DATA FOR THE TASK =
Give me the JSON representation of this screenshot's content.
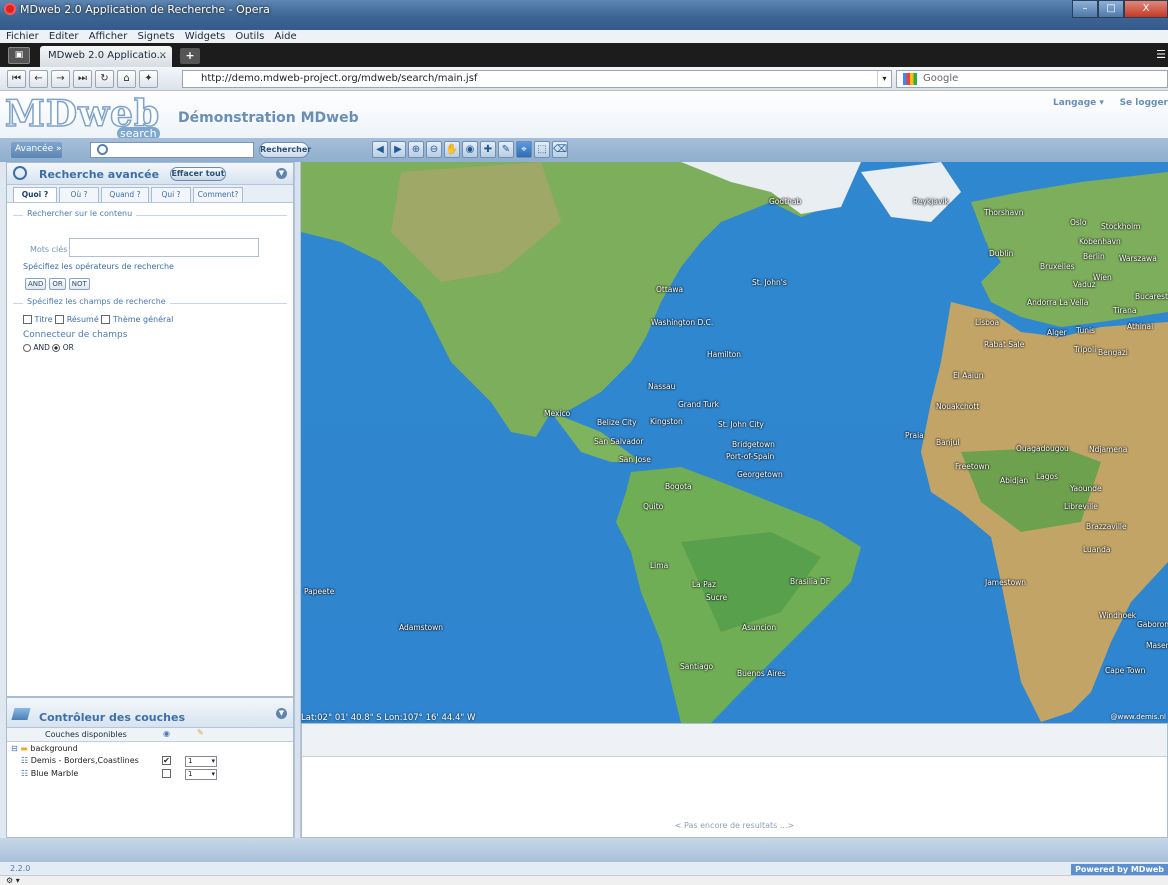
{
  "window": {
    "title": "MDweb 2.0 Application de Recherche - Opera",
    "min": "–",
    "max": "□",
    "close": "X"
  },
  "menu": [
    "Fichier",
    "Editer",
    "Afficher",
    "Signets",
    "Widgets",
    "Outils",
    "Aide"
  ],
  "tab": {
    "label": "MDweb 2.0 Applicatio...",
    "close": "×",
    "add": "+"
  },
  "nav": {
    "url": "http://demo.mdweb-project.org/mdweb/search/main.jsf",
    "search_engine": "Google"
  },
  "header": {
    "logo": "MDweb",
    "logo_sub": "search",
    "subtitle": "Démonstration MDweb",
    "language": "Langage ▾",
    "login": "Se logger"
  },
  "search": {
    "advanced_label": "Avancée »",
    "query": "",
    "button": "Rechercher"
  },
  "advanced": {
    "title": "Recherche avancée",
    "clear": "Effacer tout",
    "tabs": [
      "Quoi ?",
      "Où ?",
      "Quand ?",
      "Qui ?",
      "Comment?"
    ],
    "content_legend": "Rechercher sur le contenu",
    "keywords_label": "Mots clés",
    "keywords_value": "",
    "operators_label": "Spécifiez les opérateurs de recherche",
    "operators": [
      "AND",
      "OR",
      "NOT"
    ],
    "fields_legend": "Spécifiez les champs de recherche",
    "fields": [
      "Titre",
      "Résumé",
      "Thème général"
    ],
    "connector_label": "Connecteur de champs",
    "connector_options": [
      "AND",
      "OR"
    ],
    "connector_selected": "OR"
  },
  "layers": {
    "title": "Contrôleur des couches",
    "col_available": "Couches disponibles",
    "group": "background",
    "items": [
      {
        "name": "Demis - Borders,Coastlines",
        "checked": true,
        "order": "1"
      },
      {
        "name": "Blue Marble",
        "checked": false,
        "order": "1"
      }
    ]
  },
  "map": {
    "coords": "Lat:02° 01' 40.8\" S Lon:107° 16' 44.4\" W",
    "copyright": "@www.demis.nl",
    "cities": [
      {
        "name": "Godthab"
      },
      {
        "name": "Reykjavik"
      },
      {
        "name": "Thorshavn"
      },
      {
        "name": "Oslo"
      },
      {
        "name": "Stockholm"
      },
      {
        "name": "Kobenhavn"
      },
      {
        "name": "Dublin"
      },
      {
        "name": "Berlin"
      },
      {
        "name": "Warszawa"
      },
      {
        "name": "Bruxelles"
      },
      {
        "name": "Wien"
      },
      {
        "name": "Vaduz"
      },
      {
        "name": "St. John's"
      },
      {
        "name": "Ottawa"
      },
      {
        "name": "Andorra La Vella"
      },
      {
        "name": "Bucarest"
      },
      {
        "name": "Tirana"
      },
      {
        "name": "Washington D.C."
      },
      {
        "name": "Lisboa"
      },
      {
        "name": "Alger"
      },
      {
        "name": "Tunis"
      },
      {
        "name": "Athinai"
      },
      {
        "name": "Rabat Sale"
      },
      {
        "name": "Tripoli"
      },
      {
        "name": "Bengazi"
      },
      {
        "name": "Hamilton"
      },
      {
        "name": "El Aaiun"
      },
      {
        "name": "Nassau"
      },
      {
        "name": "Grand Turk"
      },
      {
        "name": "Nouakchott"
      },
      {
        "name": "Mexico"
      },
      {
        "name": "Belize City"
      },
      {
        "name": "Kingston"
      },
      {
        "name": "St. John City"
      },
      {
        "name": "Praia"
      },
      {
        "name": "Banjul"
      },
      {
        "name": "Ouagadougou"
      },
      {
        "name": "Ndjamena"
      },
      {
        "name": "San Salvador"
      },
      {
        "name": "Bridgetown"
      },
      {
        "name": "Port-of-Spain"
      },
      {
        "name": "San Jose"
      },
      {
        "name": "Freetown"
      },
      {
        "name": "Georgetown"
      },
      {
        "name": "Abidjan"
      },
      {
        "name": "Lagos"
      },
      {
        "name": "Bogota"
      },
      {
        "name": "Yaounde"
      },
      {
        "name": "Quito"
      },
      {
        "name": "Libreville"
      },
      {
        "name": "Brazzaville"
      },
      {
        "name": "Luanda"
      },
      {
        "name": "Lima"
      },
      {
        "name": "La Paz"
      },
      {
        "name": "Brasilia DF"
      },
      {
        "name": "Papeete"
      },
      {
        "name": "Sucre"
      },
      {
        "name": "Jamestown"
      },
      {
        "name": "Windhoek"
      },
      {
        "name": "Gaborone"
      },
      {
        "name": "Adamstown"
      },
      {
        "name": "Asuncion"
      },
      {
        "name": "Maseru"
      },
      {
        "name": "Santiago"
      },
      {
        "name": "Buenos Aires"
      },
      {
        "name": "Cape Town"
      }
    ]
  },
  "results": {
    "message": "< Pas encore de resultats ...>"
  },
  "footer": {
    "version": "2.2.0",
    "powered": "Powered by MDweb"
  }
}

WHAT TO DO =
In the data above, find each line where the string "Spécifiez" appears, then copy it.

TASK RESULT =
    "operators_label": "Spécifiez les opérateurs de recherche",
    "fields_legend": "Spécifiez les champs de recherche",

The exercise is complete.